• **Problem to solve**:
Show every line in the entries below where the word "White" appears.

• **Data under study**:

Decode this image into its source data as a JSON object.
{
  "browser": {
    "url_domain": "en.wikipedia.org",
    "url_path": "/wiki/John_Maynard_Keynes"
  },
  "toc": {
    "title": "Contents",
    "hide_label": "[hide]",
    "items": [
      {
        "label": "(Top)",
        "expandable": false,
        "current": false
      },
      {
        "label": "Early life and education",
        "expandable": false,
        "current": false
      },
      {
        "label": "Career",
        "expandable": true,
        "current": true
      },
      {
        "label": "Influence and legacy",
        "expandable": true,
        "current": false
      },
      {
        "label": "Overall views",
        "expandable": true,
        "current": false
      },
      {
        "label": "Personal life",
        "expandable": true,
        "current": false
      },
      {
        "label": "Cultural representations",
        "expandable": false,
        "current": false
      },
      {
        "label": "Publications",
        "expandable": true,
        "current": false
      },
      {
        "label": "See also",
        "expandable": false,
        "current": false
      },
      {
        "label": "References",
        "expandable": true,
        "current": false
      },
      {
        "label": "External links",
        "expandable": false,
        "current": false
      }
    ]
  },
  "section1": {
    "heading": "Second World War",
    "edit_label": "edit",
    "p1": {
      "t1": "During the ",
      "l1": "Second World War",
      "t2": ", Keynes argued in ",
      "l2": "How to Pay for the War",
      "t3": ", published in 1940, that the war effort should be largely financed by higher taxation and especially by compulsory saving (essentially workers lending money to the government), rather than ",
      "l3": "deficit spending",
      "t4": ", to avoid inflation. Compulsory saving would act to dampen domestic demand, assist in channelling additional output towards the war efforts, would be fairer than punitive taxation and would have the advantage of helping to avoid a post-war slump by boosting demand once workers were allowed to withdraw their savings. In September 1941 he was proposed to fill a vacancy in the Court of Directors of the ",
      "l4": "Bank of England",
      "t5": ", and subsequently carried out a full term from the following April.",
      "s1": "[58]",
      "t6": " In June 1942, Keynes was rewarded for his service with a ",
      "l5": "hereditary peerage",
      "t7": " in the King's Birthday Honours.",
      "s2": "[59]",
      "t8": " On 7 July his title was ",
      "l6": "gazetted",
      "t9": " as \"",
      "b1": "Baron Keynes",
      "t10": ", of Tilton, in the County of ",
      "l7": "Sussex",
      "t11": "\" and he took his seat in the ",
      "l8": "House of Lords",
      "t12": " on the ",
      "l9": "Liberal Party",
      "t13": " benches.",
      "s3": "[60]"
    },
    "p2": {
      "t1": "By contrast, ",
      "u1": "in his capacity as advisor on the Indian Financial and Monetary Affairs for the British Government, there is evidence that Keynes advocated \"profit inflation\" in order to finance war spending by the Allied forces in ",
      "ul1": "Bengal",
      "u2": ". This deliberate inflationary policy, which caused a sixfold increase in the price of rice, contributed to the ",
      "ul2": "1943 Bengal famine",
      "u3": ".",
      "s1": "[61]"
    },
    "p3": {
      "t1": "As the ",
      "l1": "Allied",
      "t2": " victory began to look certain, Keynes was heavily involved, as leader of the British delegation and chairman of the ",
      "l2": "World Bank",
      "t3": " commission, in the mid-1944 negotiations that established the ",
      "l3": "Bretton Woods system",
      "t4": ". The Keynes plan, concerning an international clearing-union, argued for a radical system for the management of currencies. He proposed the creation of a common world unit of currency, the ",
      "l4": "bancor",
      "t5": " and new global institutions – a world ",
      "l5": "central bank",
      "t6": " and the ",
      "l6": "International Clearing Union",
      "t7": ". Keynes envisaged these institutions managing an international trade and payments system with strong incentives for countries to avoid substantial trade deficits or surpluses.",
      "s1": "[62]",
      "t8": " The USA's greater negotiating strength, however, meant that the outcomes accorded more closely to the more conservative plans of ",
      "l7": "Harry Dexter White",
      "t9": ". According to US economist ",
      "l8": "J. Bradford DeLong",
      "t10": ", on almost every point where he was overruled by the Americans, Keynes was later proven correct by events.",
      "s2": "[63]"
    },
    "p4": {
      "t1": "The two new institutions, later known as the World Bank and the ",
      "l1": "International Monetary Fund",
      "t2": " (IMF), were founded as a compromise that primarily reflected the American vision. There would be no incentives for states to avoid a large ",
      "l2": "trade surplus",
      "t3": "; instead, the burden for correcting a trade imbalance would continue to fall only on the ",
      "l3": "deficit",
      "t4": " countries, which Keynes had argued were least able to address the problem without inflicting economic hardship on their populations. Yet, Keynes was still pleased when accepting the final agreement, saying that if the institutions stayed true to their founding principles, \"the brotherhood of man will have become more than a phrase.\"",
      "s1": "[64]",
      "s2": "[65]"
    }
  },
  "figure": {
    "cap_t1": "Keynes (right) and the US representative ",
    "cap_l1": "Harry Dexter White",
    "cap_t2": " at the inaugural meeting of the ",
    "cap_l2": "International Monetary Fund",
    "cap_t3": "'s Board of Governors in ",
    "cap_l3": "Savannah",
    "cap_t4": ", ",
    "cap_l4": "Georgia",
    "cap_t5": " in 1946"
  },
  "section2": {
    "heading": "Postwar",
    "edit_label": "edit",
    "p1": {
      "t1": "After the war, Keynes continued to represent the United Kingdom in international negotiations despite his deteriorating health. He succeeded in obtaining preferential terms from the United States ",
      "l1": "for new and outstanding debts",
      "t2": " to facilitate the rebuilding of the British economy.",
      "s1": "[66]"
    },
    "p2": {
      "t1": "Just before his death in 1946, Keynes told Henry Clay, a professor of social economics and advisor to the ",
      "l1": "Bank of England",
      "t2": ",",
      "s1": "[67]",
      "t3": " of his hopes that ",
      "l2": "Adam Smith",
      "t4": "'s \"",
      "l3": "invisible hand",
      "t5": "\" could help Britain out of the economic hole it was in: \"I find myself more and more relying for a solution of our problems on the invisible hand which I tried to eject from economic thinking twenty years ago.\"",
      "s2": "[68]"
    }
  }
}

• **Result**:
      "l7": "Harry Dexter White",
    "cap_l1": "Harry Dexter White",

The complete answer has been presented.